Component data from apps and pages
-----

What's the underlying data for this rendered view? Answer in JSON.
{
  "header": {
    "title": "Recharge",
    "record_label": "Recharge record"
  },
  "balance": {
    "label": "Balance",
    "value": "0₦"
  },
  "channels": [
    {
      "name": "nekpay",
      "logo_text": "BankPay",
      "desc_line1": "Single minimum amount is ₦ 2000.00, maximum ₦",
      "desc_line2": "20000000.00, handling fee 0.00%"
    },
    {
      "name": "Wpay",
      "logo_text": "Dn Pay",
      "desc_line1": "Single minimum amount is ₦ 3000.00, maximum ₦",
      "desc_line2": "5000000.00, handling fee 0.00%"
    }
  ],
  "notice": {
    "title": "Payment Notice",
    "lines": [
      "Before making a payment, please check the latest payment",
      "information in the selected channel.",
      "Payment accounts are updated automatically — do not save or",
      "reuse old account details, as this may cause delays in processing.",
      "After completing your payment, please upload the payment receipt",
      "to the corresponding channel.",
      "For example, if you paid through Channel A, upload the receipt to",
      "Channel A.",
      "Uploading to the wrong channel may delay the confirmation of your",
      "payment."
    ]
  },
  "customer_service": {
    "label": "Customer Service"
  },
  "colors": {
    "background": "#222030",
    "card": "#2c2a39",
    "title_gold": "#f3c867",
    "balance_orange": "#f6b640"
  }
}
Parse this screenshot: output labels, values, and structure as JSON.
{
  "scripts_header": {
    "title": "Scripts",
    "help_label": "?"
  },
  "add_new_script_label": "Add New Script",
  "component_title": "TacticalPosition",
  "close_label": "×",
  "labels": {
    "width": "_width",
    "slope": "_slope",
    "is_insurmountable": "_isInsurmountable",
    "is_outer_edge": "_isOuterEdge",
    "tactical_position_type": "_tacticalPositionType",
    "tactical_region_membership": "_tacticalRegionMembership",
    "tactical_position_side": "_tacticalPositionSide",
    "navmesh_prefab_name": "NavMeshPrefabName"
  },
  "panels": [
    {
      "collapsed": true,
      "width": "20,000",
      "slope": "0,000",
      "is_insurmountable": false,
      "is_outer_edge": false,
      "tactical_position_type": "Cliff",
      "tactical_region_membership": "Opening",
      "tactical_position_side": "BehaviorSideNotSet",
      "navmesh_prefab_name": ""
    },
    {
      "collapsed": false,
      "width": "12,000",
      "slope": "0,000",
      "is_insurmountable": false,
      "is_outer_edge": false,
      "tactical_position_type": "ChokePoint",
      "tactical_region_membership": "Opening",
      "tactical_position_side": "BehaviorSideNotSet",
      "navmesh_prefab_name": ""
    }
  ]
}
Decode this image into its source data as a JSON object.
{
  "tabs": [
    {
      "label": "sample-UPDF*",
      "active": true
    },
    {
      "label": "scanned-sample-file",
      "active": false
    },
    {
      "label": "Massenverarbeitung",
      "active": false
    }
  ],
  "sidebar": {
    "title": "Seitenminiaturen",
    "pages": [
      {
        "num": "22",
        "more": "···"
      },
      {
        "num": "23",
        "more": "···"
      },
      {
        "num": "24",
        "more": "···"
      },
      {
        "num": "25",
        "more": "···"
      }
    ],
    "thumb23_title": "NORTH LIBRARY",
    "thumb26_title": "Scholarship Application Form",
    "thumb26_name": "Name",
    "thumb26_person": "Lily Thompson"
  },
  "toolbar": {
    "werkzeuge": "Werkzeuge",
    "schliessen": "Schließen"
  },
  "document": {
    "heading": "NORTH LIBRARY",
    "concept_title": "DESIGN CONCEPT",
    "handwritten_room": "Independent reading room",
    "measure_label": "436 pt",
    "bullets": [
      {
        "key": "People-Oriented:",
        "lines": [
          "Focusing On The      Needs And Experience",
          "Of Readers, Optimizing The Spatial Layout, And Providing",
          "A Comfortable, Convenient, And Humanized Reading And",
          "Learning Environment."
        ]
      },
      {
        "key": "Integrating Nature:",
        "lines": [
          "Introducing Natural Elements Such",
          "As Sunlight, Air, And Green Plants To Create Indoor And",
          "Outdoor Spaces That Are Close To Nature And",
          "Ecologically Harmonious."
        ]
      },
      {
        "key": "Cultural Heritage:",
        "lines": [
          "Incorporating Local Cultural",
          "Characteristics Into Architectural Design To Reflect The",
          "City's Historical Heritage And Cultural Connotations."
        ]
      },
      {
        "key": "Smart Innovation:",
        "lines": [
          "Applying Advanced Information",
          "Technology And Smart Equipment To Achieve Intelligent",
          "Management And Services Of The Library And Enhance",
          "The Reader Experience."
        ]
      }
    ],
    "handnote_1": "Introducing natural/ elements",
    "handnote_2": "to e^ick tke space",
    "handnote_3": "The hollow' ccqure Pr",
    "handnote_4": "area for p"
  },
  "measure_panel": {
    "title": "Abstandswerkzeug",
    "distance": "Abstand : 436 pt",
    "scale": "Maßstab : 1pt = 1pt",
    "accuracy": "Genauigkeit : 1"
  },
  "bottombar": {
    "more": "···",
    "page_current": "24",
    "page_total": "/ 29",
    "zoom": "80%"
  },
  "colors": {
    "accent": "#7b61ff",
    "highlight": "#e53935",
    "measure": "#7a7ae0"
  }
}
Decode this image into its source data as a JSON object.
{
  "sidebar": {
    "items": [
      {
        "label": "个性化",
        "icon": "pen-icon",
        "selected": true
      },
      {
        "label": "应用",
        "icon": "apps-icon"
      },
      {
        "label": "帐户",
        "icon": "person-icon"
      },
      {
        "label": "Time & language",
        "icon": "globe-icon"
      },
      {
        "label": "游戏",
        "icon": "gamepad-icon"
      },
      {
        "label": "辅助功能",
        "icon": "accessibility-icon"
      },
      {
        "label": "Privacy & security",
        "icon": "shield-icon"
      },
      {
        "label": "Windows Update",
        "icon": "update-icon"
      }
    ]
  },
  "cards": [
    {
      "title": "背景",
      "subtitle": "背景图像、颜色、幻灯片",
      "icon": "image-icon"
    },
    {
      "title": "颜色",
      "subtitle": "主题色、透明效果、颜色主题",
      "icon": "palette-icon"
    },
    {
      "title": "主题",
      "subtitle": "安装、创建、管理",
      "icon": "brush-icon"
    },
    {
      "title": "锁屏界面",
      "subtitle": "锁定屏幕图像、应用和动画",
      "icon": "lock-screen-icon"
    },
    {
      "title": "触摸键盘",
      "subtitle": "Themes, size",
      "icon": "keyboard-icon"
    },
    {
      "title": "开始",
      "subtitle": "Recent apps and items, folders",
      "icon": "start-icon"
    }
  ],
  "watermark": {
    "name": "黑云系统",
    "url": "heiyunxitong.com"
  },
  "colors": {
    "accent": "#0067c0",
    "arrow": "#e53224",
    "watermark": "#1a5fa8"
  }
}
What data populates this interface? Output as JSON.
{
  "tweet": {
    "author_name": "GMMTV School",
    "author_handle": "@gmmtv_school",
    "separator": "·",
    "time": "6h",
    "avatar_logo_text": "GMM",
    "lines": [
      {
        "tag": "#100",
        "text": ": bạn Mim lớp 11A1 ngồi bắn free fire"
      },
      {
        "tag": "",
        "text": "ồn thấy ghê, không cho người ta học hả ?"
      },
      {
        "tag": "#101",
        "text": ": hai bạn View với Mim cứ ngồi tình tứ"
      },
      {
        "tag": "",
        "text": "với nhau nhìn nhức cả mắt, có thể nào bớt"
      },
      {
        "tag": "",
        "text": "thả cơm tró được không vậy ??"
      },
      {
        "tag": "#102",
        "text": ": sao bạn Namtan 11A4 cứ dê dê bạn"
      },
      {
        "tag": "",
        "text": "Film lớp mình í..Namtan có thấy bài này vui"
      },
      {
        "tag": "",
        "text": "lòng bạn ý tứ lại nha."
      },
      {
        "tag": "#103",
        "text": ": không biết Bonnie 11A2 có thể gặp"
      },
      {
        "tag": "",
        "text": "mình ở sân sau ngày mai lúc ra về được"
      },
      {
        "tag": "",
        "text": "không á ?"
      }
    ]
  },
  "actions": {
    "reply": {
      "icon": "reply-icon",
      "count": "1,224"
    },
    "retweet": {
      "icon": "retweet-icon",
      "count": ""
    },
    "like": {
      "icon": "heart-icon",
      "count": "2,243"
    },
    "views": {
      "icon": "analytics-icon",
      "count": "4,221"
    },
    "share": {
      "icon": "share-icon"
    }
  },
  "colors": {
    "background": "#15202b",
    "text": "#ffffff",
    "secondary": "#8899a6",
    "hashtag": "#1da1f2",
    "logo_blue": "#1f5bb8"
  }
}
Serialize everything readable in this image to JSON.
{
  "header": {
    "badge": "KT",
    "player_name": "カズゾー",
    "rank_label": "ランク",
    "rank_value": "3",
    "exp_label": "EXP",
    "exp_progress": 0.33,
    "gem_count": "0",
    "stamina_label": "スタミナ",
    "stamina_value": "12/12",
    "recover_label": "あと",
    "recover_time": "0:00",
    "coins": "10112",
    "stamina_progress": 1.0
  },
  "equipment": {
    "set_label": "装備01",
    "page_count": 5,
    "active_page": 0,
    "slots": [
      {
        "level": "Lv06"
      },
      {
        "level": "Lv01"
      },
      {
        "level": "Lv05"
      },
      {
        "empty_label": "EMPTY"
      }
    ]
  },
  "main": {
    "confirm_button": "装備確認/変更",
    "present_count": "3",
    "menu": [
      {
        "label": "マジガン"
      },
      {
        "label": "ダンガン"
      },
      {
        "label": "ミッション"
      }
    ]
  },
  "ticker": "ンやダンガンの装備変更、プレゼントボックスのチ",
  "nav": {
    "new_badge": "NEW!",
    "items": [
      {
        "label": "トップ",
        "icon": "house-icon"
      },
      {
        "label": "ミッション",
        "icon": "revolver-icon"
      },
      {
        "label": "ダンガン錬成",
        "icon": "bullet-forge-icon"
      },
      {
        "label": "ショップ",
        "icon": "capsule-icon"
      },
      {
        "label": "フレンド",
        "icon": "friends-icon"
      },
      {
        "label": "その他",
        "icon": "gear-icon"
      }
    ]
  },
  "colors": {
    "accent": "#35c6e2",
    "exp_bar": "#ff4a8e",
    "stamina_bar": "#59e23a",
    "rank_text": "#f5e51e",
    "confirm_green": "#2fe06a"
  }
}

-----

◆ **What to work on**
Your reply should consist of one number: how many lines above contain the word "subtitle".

◆ **Answer for this exercise**
6